We had one hanging rod, at about 6' above the floor. With no secondary closets in the entire apartment, we needed to solve this. We went to the local hardware store, picked up the supplies for an extra shelf and hanging bar, as well as, all of the systems to properly hook it into the wall.
I now wish that I had taken pictures of all of our fails, but I don't, so let me explain what we did. First we removed the existing shelf and hanging bar. Then we moved it up to 7' from the floor, using plastic molly's, and screws to secure the shelf, then to test it, we started hanging up the clothes... and then the shelf started falling out of the wall. This was incredibly frustrating!
So we went back to the hardware store, and asked what to do. We needed to get different supports for the shelving that attached to the back of the closet. This support was of course only made in a 3'-6" span, or a 9' span. The smaller was much too small, even if we put in two, and the second was about a foot too wide. So we bought a hack saw, and the larger shelf. With that we also bought hardcore drywall anchors, and a stud finder. (P thought this was for him!)
Then we got back to work. Now, because the drywall was weakened from the plastic mollies ripping out, we had to move the shelf another 6" up from the floor, making it 7'-6" from the floor, all said and done. We searched for the studs, but as we live in an old historic building that was never supposed to be living space, the closets weren't framed out with the studs set the way we see them now. We were a bit nervous about not being able to anchor into the stud, but since we had the drywall anchors that say then hold up to 75lbs/anchor, we went ahead.
After measuring, drilling in the anchors, screwing in the back support rail, and putting up the vertical pieces for the shelf to hook into, we did just that. We put up the shelf and bar, and tried again to hang clothes on it. It held! we put of the secondary shelf 3' below the top shelf, putting it at 4'-6" from the floor, and centered in the closet. This self is only 4' wide, so that we could add some hanging shelves on either side, hanging from the top rack.

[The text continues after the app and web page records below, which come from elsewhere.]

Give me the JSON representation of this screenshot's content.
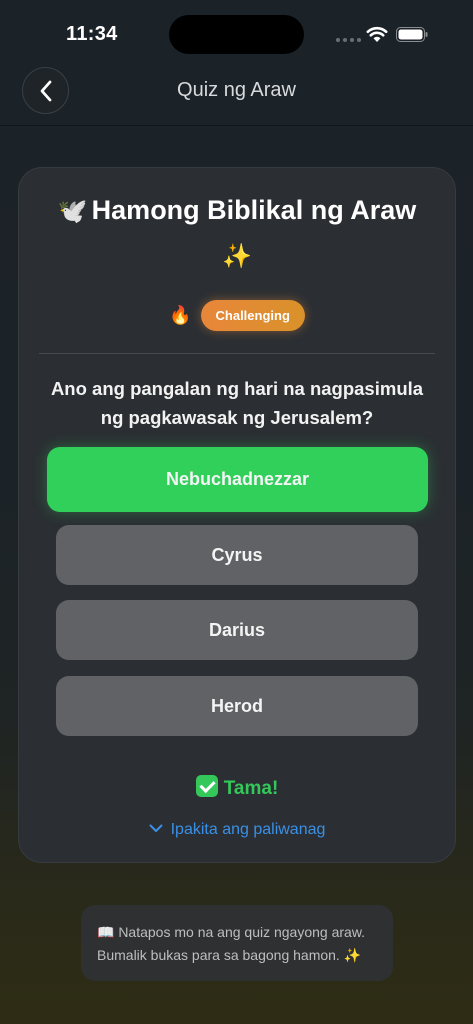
{
  "status_bar": {
    "time": "11:34"
  },
  "nav": {
    "title": "Quiz ng Araw"
  },
  "quiz": {
    "title": "Hamong Biblikal ng Araw",
    "title_emoji": "🕊️",
    "sparkles": "✨",
    "difficulty_emoji": "🔥",
    "difficulty": "Challenging",
    "question": "Ano ang pangalan ng hari na nagpasimula ng pagkawasak ng Jerusalem?",
    "options": [
      {
        "label": "Nebuchadnezzar",
        "state": "correct"
      },
      {
        "label": "Cyrus",
        "state": "default"
      },
      {
        "label": "Darius",
        "state": "default"
      },
      {
        "label": "Herod",
        "state": "default"
      }
    ],
    "result": "Tama!",
    "explanation_link": "Ipakita ang paliwanag"
  },
  "footer": {
    "line1": "📖 Natapos mo na ang quiz ngayong araw.",
    "line2": "Bumalik bukas para sa bagong hamon. ✨"
  },
  "colors": {
    "correct": "#30d05a",
    "option": "#606265",
    "badge": "#e8863a",
    "link": "#3a90e6"
  }
}
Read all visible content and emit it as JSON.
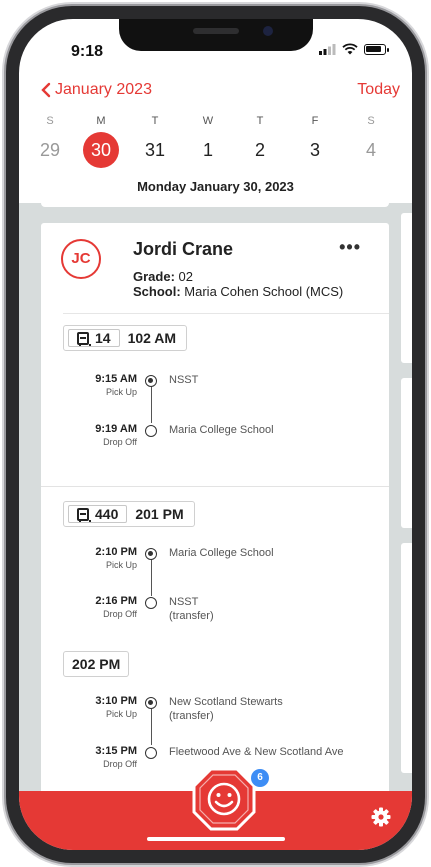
{
  "status_bar": {
    "time": "9:18"
  },
  "header": {
    "month_label": "January 2023",
    "today_label": "Today"
  },
  "week": {
    "days": [
      {
        "dow": "S",
        "num": "29",
        "weekend": true
      },
      {
        "dow": "M",
        "num": "30",
        "selected": true
      },
      {
        "dow": "T",
        "num": "31"
      },
      {
        "dow": "W",
        "num": "1"
      },
      {
        "dow": "T",
        "num": "2"
      },
      {
        "dow": "F",
        "num": "3"
      },
      {
        "dow": "S",
        "num": "4",
        "weekend": true
      }
    ],
    "selected_date": "Monday January 30, 2023"
  },
  "student": {
    "initials": "JC",
    "name": "Jordi Crane",
    "grade_label": "Grade:",
    "grade": "02",
    "school_label": "School:",
    "school": "Maria Cohen School (MCS)",
    "more_label": "•••"
  },
  "routes": [
    {
      "bus": "14",
      "name": "102 AM",
      "stops": [
        {
          "time": "9:15 AM",
          "kind": "Pick Up",
          "place": "NSST"
        },
        {
          "time": "9:19 AM",
          "kind": "Drop Off",
          "place": "Maria College School"
        }
      ]
    },
    {
      "bus": "440",
      "name": "201 PM",
      "stops": [
        {
          "time": "2:10 PM",
          "kind": "Pick Up",
          "place": "Maria College School"
        },
        {
          "time": "2:16 PM",
          "kind": "Drop Off",
          "place": "NSST",
          "note": "(transfer)"
        }
      ]
    },
    {
      "bus": "",
      "name": "202 PM",
      "stops": [
        {
          "time": "3:10 PM",
          "kind": "Pick Up",
          "place": "New Scotland Stewarts",
          "note": "(transfer)"
        },
        {
          "time": "3:15 PM",
          "kind": "Drop Off",
          "place": "Fleetwood Ave & New Scotland Ave"
        }
      ]
    }
  ],
  "tabbar": {
    "badge_count": "6"
  },
  "colors": {
    "accent": "#e53935",
    "badge": "#3d8df5",
    "background": "#d7dcdc"
  },
  "icons": [
    "chevron-left-icon",
    "bus-icon",
    "stop-sign-icon",
    "gear-icon",
    "signal-icon",
    "wifi-icon",
    "battery-icon"
  ]
}
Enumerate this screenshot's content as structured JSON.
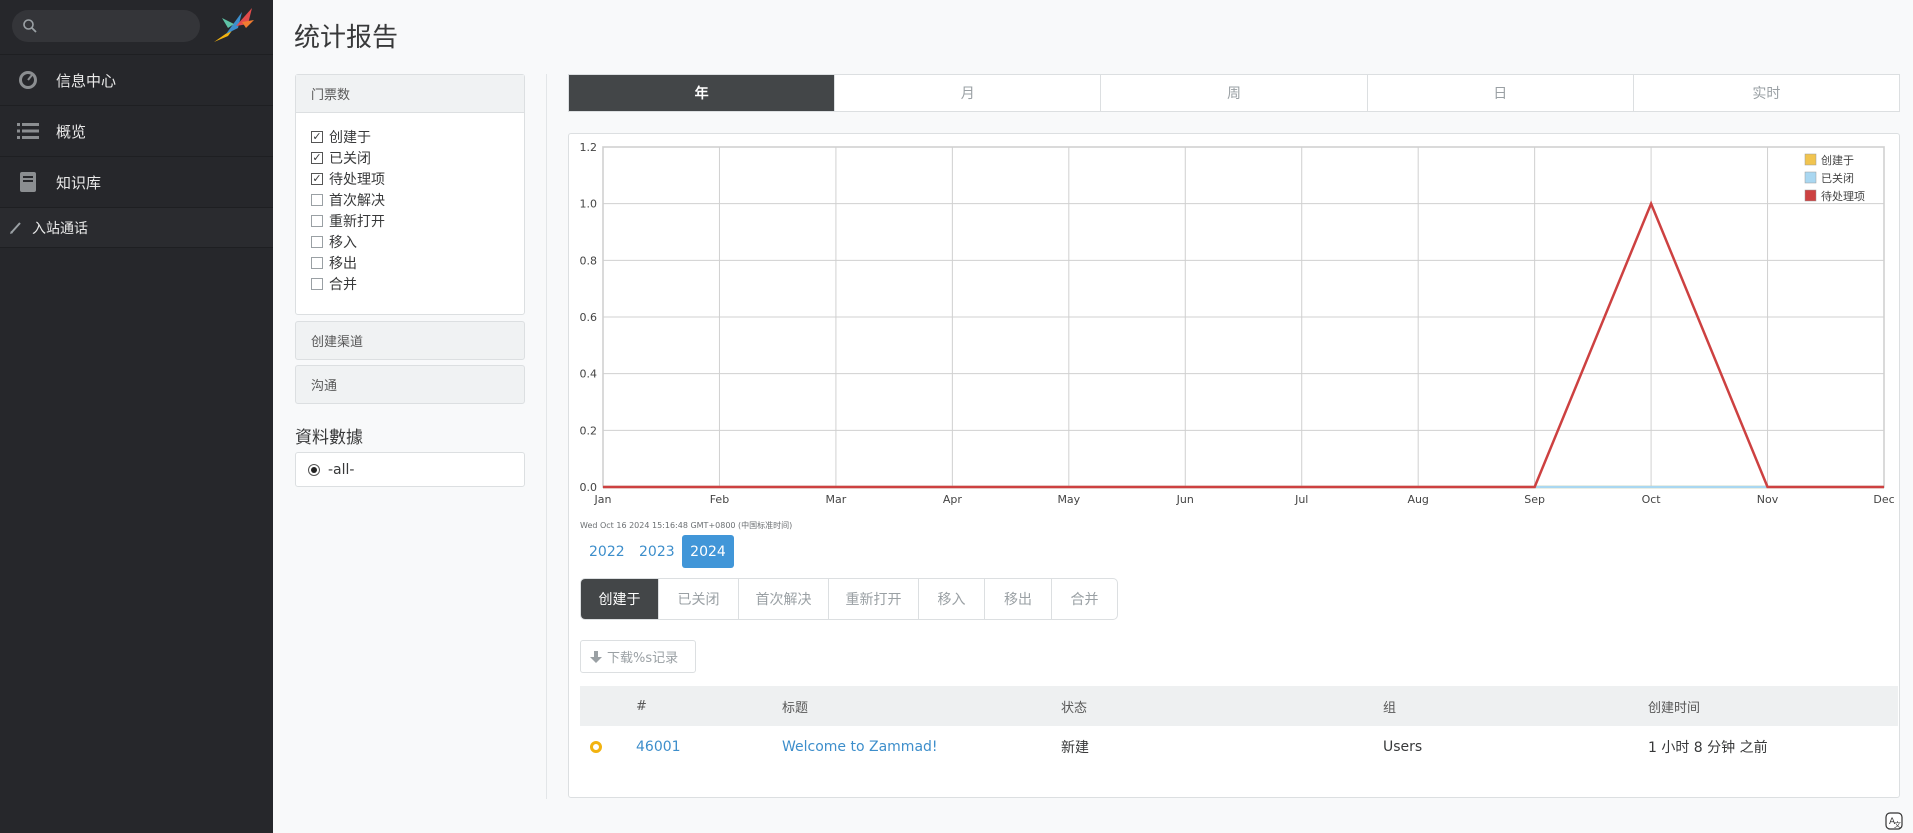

When I previously stated that "it held"...it didn't! Well it did, but only for 2 days. This time everything hooked into the wall, with the heavy duty drywall anchors, remained in the wall. But the vertical supports, hooking into that, maneuvered themselves out of the back support. UGH! We realized that we needed to anchor-in these supports as well, instead of just screwing them in. Luckily, since nothing ripped out of the wall, we didn't have to start over completely again.
Here we were able to use the plastic mollies, as this area wasn't holding the bulk of the weight of the closet. We screwed everything back into place, and re-hung all of our clothing again. Then after several days of it still standing, we hung the shelves on either end. After it hung for a full week, we celebrated!
The good news is, now we know how to do it right, if ever we have to do it again, and all of you can learn from my mistakes!
Best of all, we can fit all of our hanging clothes, and we have storage space for all of our off season bedding, and linens to go!! Here's how it looks now:
Overall, it makes a considerable difference, and it is still standing one month later (knock on wood!). Over the next several weeks, I will be showing you all of the little things we had to do, in order for the two of us, and all of our stuff, to fit under the same roof!
Happy Designing, and as always, be sure to comment with any questions!